Forestry seeks major changes in RMA review

4 Jul 2004

The forest and wood processing industries are calling for a major shake-up of the Act which regulates the effects of industry on the environment.

The forest and wood processing industries are calling for a major shake-up of the Act which regulates the effects of industry on the environment.

"We speak for a sector which is utterly committed to sustainable resource use, so we are not looking for environmental standards to be relaxed," says NZ Forest Owners Association chief executive Rob McLagan.

"But what we do need is a law which allows industries to invest in New Zealand at reasonable cost and with a degree of certainty. This is not happening under the Resource Management Act (RMA) which is failing to meet its objectives."

The association and the NZ Forest Industries Council (NZFIC) have made a joint submission to David Benson-Pope, the minister responsible for a government review of the Act.

They are calling for a centralised system of environmental regulation to replace at least some of the provisions of the RMA.

"We have regional and district councils making decisions about issues which they are often ill-equipped to deal with," says NZFIC chief executive Stephen Jacobi.

"Decisions with national implications are made by local politicians. This results in multiple hearings, inconsistency, needless expense and delays.

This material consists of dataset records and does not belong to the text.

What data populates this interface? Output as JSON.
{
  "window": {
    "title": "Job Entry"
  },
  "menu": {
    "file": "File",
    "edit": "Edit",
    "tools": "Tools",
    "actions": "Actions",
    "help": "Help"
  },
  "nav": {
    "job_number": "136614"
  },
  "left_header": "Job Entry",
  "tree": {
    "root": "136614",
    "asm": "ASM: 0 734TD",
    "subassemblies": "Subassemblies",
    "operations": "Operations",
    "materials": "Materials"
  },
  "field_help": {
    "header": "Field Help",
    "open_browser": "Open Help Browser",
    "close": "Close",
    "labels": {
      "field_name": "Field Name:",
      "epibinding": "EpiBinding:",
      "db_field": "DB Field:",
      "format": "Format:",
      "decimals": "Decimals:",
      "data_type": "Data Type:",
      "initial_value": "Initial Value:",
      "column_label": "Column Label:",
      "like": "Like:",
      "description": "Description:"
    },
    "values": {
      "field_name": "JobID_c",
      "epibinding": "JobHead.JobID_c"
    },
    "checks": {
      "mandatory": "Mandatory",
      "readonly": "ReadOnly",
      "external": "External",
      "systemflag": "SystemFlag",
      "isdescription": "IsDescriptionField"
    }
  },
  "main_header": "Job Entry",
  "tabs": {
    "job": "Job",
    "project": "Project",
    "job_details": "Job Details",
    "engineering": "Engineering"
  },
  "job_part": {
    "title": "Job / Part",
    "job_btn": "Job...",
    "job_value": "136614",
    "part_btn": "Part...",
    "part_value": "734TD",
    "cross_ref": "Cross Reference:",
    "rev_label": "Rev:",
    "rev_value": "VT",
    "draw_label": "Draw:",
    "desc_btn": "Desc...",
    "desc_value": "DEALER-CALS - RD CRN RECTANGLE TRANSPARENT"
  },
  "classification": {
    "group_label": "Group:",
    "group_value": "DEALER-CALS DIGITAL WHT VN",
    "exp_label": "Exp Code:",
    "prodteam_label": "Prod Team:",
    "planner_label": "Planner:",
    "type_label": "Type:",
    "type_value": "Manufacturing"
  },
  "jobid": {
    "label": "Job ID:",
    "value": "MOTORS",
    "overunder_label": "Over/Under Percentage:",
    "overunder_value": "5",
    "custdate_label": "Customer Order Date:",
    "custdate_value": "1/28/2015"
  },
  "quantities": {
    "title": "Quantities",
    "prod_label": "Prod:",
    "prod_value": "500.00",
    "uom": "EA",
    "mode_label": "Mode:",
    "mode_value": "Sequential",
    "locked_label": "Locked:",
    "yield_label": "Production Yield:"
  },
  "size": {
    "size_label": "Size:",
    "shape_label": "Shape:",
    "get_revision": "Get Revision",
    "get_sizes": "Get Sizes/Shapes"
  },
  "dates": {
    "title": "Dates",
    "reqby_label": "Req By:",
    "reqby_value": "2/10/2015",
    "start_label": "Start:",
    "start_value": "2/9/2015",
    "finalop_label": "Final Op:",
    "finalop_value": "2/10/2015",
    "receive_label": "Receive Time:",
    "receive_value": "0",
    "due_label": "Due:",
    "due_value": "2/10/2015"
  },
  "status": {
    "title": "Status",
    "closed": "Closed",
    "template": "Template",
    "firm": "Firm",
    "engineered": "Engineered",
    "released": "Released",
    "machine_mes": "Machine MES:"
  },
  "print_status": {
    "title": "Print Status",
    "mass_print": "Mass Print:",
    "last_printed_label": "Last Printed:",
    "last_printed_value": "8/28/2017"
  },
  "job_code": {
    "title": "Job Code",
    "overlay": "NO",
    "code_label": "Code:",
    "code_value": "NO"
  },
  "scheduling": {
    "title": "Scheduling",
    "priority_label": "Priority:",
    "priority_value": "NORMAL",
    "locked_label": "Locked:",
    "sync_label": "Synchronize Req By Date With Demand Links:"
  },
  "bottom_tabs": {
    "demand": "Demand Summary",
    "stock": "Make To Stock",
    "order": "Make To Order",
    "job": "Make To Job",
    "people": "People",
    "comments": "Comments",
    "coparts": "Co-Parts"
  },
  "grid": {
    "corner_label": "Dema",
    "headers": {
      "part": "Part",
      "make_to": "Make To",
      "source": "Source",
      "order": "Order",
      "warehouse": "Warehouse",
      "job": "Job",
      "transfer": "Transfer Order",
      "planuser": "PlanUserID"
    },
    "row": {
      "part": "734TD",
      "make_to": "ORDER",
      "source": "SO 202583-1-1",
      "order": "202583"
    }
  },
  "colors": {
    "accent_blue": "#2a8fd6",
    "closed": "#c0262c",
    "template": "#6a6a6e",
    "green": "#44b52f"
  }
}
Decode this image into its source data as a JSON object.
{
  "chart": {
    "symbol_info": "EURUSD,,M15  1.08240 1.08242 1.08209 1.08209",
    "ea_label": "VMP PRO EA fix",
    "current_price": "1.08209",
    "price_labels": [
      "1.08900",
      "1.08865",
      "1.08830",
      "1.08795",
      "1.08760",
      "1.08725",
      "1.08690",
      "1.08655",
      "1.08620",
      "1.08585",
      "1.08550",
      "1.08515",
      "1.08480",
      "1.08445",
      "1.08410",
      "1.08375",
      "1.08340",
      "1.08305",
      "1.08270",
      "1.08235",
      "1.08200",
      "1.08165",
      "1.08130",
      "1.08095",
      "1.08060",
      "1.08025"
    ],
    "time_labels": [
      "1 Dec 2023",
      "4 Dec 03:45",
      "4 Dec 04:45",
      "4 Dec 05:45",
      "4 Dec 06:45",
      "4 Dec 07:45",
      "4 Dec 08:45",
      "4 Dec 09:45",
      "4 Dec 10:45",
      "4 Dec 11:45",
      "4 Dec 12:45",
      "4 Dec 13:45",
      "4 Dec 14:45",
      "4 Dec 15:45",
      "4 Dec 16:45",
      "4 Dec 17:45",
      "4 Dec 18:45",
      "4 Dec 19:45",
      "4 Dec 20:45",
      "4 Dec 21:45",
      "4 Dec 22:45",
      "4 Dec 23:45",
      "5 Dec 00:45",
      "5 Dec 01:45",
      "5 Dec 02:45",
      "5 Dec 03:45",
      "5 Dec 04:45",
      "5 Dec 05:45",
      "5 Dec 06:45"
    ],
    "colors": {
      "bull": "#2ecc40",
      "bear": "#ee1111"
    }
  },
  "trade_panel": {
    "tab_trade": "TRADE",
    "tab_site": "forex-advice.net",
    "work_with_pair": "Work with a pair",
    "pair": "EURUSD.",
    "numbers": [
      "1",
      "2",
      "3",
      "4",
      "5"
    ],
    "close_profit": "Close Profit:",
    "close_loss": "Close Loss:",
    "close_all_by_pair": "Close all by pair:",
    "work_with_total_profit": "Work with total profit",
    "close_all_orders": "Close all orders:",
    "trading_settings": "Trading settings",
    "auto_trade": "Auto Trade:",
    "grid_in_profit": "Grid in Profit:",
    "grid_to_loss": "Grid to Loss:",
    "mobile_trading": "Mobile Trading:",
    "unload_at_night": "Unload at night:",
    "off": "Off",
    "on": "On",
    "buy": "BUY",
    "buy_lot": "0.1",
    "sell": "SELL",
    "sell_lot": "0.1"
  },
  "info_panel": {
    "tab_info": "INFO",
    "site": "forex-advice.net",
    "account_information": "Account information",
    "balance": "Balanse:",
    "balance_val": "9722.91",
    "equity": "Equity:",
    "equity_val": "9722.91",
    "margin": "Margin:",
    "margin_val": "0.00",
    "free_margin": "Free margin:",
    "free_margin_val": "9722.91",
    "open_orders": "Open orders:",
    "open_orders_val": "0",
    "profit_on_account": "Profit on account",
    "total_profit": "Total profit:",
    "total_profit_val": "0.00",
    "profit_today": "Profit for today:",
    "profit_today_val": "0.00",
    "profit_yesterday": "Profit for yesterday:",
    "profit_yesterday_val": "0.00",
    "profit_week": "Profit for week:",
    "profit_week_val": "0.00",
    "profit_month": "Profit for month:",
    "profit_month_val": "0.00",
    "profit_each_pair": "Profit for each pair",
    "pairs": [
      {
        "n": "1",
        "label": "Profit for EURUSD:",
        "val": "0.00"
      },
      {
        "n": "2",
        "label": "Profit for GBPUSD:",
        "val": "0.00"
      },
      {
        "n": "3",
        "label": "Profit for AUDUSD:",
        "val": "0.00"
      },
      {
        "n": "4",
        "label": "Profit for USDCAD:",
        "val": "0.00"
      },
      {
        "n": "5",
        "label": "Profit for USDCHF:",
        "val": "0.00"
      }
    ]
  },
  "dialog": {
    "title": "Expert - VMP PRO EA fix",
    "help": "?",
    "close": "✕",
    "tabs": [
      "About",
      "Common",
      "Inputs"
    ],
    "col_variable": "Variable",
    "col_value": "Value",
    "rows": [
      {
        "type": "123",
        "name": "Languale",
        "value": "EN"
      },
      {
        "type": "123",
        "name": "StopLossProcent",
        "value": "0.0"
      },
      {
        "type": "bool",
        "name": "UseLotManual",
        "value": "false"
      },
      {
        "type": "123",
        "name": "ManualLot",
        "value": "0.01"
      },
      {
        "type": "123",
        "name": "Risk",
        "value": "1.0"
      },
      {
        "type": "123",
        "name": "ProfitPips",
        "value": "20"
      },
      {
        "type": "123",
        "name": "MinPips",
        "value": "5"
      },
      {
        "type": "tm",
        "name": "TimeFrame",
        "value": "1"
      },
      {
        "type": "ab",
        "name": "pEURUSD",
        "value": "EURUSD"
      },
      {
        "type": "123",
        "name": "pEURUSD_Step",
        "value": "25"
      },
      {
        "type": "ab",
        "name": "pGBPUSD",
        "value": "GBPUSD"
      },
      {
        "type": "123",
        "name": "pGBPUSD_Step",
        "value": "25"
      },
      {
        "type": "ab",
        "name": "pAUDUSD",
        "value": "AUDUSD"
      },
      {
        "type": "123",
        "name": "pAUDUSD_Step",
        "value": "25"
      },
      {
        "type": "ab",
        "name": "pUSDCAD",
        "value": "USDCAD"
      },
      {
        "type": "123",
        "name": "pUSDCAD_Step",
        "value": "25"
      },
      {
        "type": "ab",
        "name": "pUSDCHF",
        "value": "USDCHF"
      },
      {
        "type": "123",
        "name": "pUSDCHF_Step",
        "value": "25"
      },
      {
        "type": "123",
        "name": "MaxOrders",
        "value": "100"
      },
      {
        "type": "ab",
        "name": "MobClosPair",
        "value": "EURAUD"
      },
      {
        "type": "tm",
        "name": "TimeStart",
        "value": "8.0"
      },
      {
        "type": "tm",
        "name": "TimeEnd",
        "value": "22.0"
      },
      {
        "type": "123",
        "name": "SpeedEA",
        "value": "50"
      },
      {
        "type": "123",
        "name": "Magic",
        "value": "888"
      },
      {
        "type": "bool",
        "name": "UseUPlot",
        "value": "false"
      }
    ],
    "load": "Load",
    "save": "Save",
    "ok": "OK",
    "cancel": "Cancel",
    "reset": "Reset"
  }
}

"A single pool of expertise sufficient to assess risk and set standards will result in higher quality standards."

The forest and wood processing industries have worked with local government on two major initiatives to improve the efficiency with which RMA has been applied to forest growing and wood processing.

The first was a code of best practice for the regulation of forest harvesting. It set standards which could be written into council plans, to create a straight forward process for foresters seeking resource consents to harvest.

The second, developed as part of the government's Wood Processing Strategy, was a draft code of practice for wood processing industries.

"In neither case has local government moved to use these draft standards to reduce the vast discretion which is at the centre of concerns about delay, complexity, duplication, rent seeking behaviour, and total cost," says Jacobi.

"Little of the $3 billion in new investment we sought through the Wood Processing Strategy, and necessary to process the increased wood harvest in New Zealand, has been attracted to these shores. Most of the increase is leaving in unprocessed form.

"All New Zealanders should be concerned about this and recognise the role of the RMA and its administration by local government in this outcome."

McLagan says the time has come for major reform of both the Act and the means by which it is administered.

"The government's proposed fine-tuning of the Act will simply not result in the changes needed to drive the economy forward, while protecting the environment. This is the last chance for the government to show that this is a genuine attempt to review the Act for the benefit of all New Zealanders."